And yes, the FX here aren't quite up to par, and it doesn't help that I'm not a big fan of The Burning (Savini's FX are pretty much the only thing about it I enjoy). Some of the kills are just ludicrous too - Ralph's doesn't even make sense if you look at it closely (was the tree only 6 feet tall?). Many of them were spoiled in the film's silly trailer too, which took the "the body count continues..." tagline to an extreme by recycling the "countdown" from the first film's trailer, but added a few deaths to that film's count. Which makes it a pretty lousy trailer as well, because it says that this movie only has 10 deaths (which is true) whereas the original is given a count of 13 (which is exaggerated). Who would be excited for a sequel with a lower body count, especially in 1981 when these things were hitting theaters every week?

Anyway, I think we've covered this one enough for now.
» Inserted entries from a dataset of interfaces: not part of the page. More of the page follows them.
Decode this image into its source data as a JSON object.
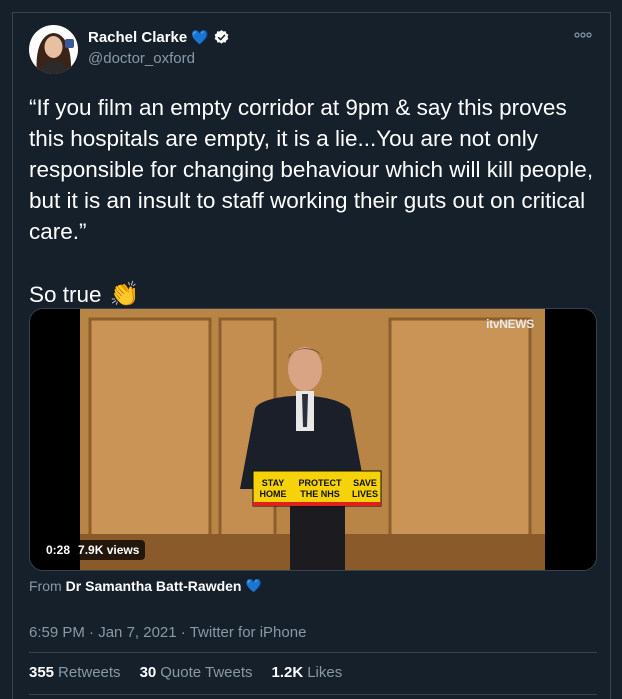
{
  "user": {
    "display_name": "Rachel Clarke",
    "handle": "@doctor_oxford",
    "heart_emoji": "💙"
  },
  "tweet": {
    "text": "“If you film an empty corridor at 9pm & say this proves this hospitals are empty, it is a lie...You are not only responsible for changing behaviour which will kill people, but it is an insult to staff working their guts out on critical care.”",
    "so_true": "So true",
    "clap_emoji": "👏"
  },
  "video": {
    "channel_logo": "itvNEWS",
    "duration": "0:28",
    "views": "7.9K views",
    "podium_sign": [
      "STAY HOME",
      "PROTECT THE NHS",
      "SAVE LIVES"
    ]
  },
  "source": {
    "prefix": "From",
    "name": "Dr Samantha Batt-Rawden",
    "heart_emoji": "💙"
  },
  "meta": {
    "time": "6:59 PM",
    "separator": "·",
    "date": "Jan 7, 2021",
    "client": "Twitter for iPhone"
  },
  "stats": {
    "retweets_count": "355",
    "retweets_label": "Retweets",
    "quotes_count": "30",
    "quotes_label": "Quote Tweets",
    "likes_count": "1.2K",
    "likes_label": "Likes"
  },
  "colors": {
    "background": "#15202b",
    "border": "#38444d",
    "secondary_text": "#8899a6",
    "verified": "#1da1f2"
  }
}
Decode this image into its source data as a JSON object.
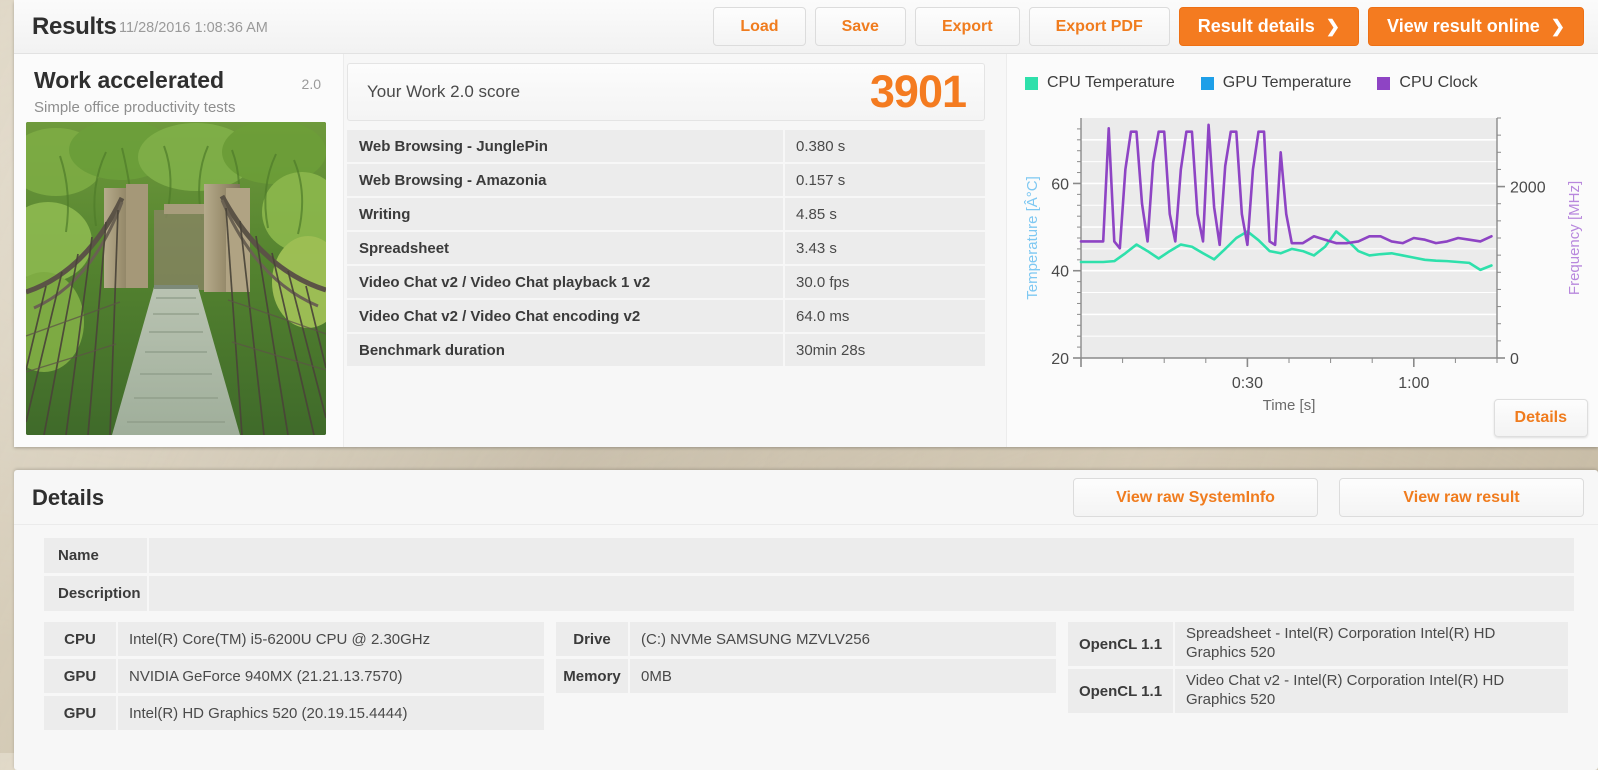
{
  "header": {
    "title": "Results",
    "date": "11/28/2016 1:08:36 AM",
    "buttons": [
      {
        "label": "Load",
        "style": "light"
      },
      {
        "label": "Save",
        "style": "light"
      },
      {
        "label": "Export",
        "style": "light"
      },
      {
        "label": "Export PDF",
        "style": "light"
      }
    ],
    "primary_buttons": [
      {
        "label": "Result details",
        "chevron": "❯"
      },
      {
        "label": "View result online",
        "chevron": "❯"
      }
    ]
  },
  "benchmark": {
    "name": "Work accelerated",
    "version": "2.0",
    "description": "Simple office productivity tests",
    "thumbnail_name": "suspension-bridge-photo"
  },
  "score": {
    "label": "Your Work 2.0 score",
    "value": "3901",
    "accent_color": "#f47b20"
  },
  "results_table": [
    {
      "name": "Web Browsing - JunglePin",
      "value": "0.380 s"
    },
    {
      "name": "Web Browsing - Amazonia",
      "value": "0.157 s"
    },
    {
      "name": "Writing",
      "value": "4.85 s"
    },
    {
      "name": "Spreadsheet",
      "value": "3.43 s"
    },
    {
      "name": "Video Chat v2 / Video Chat playback 1 v2",
      "value": "30.0 fps"
    },
    {
      "name": "Video Chat v2 / Video Chat encoding v2",
      "value": "64.0 ms"
    },
    {
      "name": "Benchmark duration",
      "value": "30min 28s"
    }
  ],
  "chart_panel": {
    "details_button": "Details"
  },
  "chart_data": {
    "type": "line",
    "title": "",
    "xlabel": "Time [s]",
    "ylabel": "Temperature [Â°C]",
    "y2label": "Frequency [MHz]",
    "xlim": [
      0,
      75
    ],
    "ylim": [
      20,
      75
    ],
    "y2lim": [
      0,
      2800
    ],
    "ytick_labels": [
      "60",
      "40",
      "20"
    ],
    "ytick_values": [
      60,
      40,
      20
    ],
    "y2tick_labels": [
      "2000",
      "0"
    ],
    "y2tick_values": [
      2000,
      0
    ],
    "xtick_labels": [
      "0:30",
      "1:00"
    ],
    "xtick_values": [
      30,
      60
    ],
    "grid": true,
    "legend_position": "top",
    "plot_background": "#ebebeb",
    "series": [
      {
        "name": "CPU Temperature",
        "color": "#2ee0ab",
        "axis": "left",
        "x": [
          0,
          2,
          4,
          6,
          8,
          10,
          12,
          14,
          16,
          18,
          20,
          22,
          24,
          26,
          28,
          30,
          32,
          34,
          36,
          38,
          40,
          42,
          44,
          46,
          48,
          50,
          52,
          54,
          56,
          58,
          60,
          62,
          64,
          66,
          68,
          70,
          72,
          74
        ],
        "values": [
          42,
          42,
          42,
          42.2,
          44,
          46,
          44.5,
          42.8,
          44.5,
          46,
          45.5,
          44,
          42.6,
          45,
          47.5,
          49,
          47,
          44.5,
          44,
          45,
          44.5,
          43.5,
          45.5,
          49,
          47,
          44.5,
          43.5,
          43.8,
          44,
          43.5,
          43,
          42.5,
          42.3,
          42.2,
          42,
          41.8,
          40.2,
          41.2
        ]
      },
      {
        "name": "GPU Temperature",
        "color": "#1e9fe8",
        "axis": "left",
        "x": [],
        "values": []
      },
      {
        "name": "CPU Clock",
        "color": "#8e44c4",
        "axis": "right",
        "x": [
          0,
          2,
          4,
          5,
          6,
          7,
          8,
          9,
          10,
          11,
          12,
          13,
          14,
          15,
          16,
          17,
          18,
          19,
          20,
          21,
          22,
          23,
          24,
          25,
          26,
          27,
          28,
          29,
          30,
          31,
          32,
          33,
          34,
          35,
          36,
          37,
          38,
          39,
          40,
          42,
          44,
          46,
          48,
          50,
          52,
          54,
          56,
          58,
          60,
          62,
          64,
          66,
          68,
          70,
          72,
          74
        ],
        "values": [
          34,
          34,
          34,
          67,
          34,
          32,
          55,
          66,
          66,
          45,
          34,
          57,
          66,
          66,
          42,
          34,
          55,
          66,
          66,
          42,
          34,
          68,
          44,
          33,
          56,
          66,
          66,
          42,
          33,
          55,
          66,
          66,
          34,
          33,
          60,
          42,
          33.5,
          33.5,
          33.5,
          35.5,
          34.5,
          33.5,
          33.5,
          34,
          35.5,
          35.5,
          34,
          33.5,
          35,
          34.5,
          33.5,
          34,
          35,
          34.5,
          34,
          35.5
        ]
      }
    ]
  },
  "details": {
    "title": "Details",
    "buttons": [
      {
        "label": "View raw SystemInfo"
      },
      {
        "label": "View raw result"
      }
    ],
    "name_description": [
      {
        "key": "Name",
        "value": ""
      },
      {
        "key": "Description",
        "value": ""
      }
    ],
    "hardware": [
      {
        "key": "CPU",
        "value": "Intel(R) Core(TM) i5-6200U CPU @ 2.30GHz"
      },
      {
        "key": "GPU",
        "value": "NVIDIA GeForce 940MX (21.21.13.7570)"
      },
      {
        "key": "GPU",
        "value": "Intel(R) HD Graphics 520 (20.19.15.4444)"
      }
    ],
    "storage": [
      {
        "key": "Drive",
        "value": "(C:) NVMe SAMSUNG MZVLV256"
      },
      {
        "key": "Memory",
        "value": "0MB"
      }
    ],
    "opencl": [
      {
        "key": "OpenCL 1.1",
        "value": "Spreadsheet - Intel(R) Corporation Intel(R) HD Graphics 520"
      },
      {
        "key": "OpenCL 1.1",
        "value": "Video Chat v2 - Intel(R) Corporation Intel(R) HD Graphics 520"
      }
    ]
  }
}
I might take you up on that offer to discuss Jason Lives in the future, as it's also top tier Friday movie in my eyes (I do love 4 the most though, natch), but at this point I kind of want to hear from someone who DOESN'T like this entry (maybe Mr. Faraci himself?), because if anything your points have made me like the movie even more, rendering me even more confused that a fan of the series wouldn't be into it. Good work, Mr. Bowen!

AJ: I'm surprised to hear you don't care for The Burning - or not, as is the case with most of these things: I'm Coke, you're Pepsi. I get it. I think the 1st 2/3 of that movie is stellar but the 3rd act needs a total overhaul. At any rate, it is indeed a Christmas miracle we can both love a movie together - this means that you finally exhibited good taste about something, so congrats. Yes, we must discuss Jason Lives, the one with no nudity, and the predecessor of Scream. And yes, I too would love to hear what Devin has to say about this entry. Devin, you don't like part 2?

Happy "Garbage Day"! Happy early last year of all time! Cheers!

BC: Thanks again for taking the time to discuss a 30 year old slasher movie with me. I owe you a Coke.

Note from Devin: How come I've never been invited to do a Terror Team-Up (maybe I have and just forgot about it. I do that)? You're right, Brian, Part 2 isn't one of my favorite F13 films, largely because it's so much a retread of the first. Also, I really don't like redneck retard Jason; there are elements, like the shrine at the shack, that I quite like, but in general I prefer him when he's an unstoppable force of pure killing. I also can't get past the opening, which has Jason apparently taking a bus or a plane out of Crystal Lake to get his first kill. I know getting tied up in logic with these movies is a stupid thing to do, but I can never get past that.